Bob Wills…

was born on this date in 1905.

You can see the Grand Ole Opry in Nashville, Tennessee,
It’s the home of country music, on that we all agree.
But when you cross that ole Red River, hoss,
that just don’t mean a thing,
‘Cause once you’re down in Texas,
Bob Wills is still the King.
(‘Bob Wills Is Still The King’ by Waylon Jennings)

Bob Wills was inducted into the Country Music Hall of Fame in 1968 and the Rock and Roll Hall of Fame in 1999. The following is from the Rock and Roll Hall of Fame Inductee Detail:

Bob Wills was the driving force behind Western Swing, a form of country & western that was broader in scope than the parent genre. A master at synthesizing styles, Wills brought jazz, hillbilly, boogie, blues, big-band swing, rhumba, mariachi, jitterbug music and more under his ecumenical umbrella. He has been called “the King of Western Swing” and “the first great amalgamator of American music.”

Wills grew up in a part of Texas where diverse cultures and forms of music overlapped. His enthusiasm and mastery were such that he assimilated disperate genres into what might best be termed American music. (Wills called it “Texas fiddle music.”) “We’re the most versatile band in America,” Wills forthrightly asserted in 1944. He might’ve added that they were most innovative band as well. Certainly, they forced country music to open up in its acceptance of electric instruments. Even rock and roll’s freewheeling spirit of stylistic recombination has antecedents in the work of Bob Wills and His Texas Playboys.

Wills was born into a family of fiddlers that included his father, John Wills, who regularly won Texas fiddling competitions. Bob Wills learned how to play fiddle and mandolin from his father. As a young man, Wills performed at house dances, medicine shows and on the radio. With commercial sponsorship, Wills’ bands performed on radio in the early Thirties as the Aladdin Laddies (for the Aladdin Lamp Co.) and the Light Crust Doughboys (for Light Crust Flour). Following a salary dispute, Wills renamed his band the Texas Playboys and relocated to Tulsa, Oklahoma, where he had a live radio show. This exposure led to a contract with American Recording Corp. (later absorbed into Columbia Records).

In 1935, Bob Wills and His Texas Playboys laid down 24 tunes during their historic first session at a makeshift recording studio in Dallas. The group recorded prolifically in the late Thirties and early Forties, laying down such classics as “Steel Guitar Rag” (written by Leon McAuliffe, the Texas Playboys’ longtime steel guitar player), “Take Me Back to Tulsa” and Wills’ signature song, “New San Antonio Rose.” Their biggest hit, “New Spanish Two Step,” topped the country charts for 16 weeks in 1946. Wills’ mix of horns, fiddles and steel guitar made for a uniquely swinging sound that grabbed the public’s ear at mid-century. The Texas Playboys always had fine singers like Tommy Duncan and Leon McAuliffe, and Wills punctuated the tunes with jive talking, falsetto asides and cries of “ah-ha!” He’d call out soloists by name and instrument, good-naturedly goading them on to rollicking performances.
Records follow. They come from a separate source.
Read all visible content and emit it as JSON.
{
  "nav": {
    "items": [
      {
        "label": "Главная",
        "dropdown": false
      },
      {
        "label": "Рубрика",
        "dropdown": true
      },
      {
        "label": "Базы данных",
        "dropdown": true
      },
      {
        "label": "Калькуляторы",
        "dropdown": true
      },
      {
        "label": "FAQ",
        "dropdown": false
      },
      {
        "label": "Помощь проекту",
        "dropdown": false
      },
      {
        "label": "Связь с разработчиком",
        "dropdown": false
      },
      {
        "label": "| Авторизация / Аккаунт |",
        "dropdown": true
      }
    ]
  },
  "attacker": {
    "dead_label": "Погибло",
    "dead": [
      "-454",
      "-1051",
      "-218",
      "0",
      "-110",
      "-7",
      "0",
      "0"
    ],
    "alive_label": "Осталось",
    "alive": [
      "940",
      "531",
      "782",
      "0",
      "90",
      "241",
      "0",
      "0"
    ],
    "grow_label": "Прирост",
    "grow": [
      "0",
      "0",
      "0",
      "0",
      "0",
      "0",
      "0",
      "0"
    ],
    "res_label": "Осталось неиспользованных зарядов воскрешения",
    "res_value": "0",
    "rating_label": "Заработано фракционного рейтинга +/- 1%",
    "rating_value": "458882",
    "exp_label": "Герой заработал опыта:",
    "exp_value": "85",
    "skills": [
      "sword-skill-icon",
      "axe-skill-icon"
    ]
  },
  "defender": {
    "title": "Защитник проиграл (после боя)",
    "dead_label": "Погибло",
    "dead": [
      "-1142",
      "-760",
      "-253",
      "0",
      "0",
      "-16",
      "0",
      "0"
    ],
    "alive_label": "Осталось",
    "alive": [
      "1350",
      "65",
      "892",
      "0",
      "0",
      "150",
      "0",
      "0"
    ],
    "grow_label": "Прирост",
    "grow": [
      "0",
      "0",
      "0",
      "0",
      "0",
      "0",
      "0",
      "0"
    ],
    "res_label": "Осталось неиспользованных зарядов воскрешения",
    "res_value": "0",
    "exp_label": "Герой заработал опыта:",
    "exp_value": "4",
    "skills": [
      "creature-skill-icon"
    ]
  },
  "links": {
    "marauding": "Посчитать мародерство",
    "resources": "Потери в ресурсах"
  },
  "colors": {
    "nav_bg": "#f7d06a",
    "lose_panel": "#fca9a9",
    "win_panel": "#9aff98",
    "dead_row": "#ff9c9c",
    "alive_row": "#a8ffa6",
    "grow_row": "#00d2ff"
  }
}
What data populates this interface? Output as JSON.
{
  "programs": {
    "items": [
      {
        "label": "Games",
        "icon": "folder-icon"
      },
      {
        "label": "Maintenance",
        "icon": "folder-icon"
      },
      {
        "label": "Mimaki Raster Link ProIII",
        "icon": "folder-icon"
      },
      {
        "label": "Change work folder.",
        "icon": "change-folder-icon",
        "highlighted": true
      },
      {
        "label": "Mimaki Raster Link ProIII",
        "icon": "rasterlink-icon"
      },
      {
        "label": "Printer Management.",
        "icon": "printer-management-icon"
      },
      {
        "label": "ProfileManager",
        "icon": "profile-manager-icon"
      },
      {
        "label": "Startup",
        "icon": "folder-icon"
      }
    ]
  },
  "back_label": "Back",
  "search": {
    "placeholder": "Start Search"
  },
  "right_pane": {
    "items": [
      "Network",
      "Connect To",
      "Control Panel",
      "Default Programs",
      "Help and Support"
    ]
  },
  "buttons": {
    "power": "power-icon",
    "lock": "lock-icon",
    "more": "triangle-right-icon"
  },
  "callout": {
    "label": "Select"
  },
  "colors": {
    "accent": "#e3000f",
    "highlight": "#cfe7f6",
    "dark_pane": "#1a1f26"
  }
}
In terms of personnel, the Texas Playboys expanded and contracted like an accordion over the years, according to Wills’ desires and the whims of the market. At one point the Texas Playboys were 22 pieces strong, although the band more typically numbered between 9 and 18 members. There were personnel changes and musical shifts as Wills struggled to adapt to the changing face of America in the postwar era. Nonetheless, there was always a solid core of loyal regulars in the Texas Playboys. After leaving Columbia in 1947, Wills continued to record prolifically for such labels as MGM, Decca, Longhorn and Kapp. The group also toured the country and often performed at a Wills-owned dancehall in Sacramento, California.

Would I like to go to Tulsa, you bet your boots I would.
Just let me off at Archer, and I’ll walk down to Greenwood.
Take me back to Tulsa, I’m too young to marry.
(‘Take Me Back To Tulsa’ by Bob Wills and Tommy Duncan)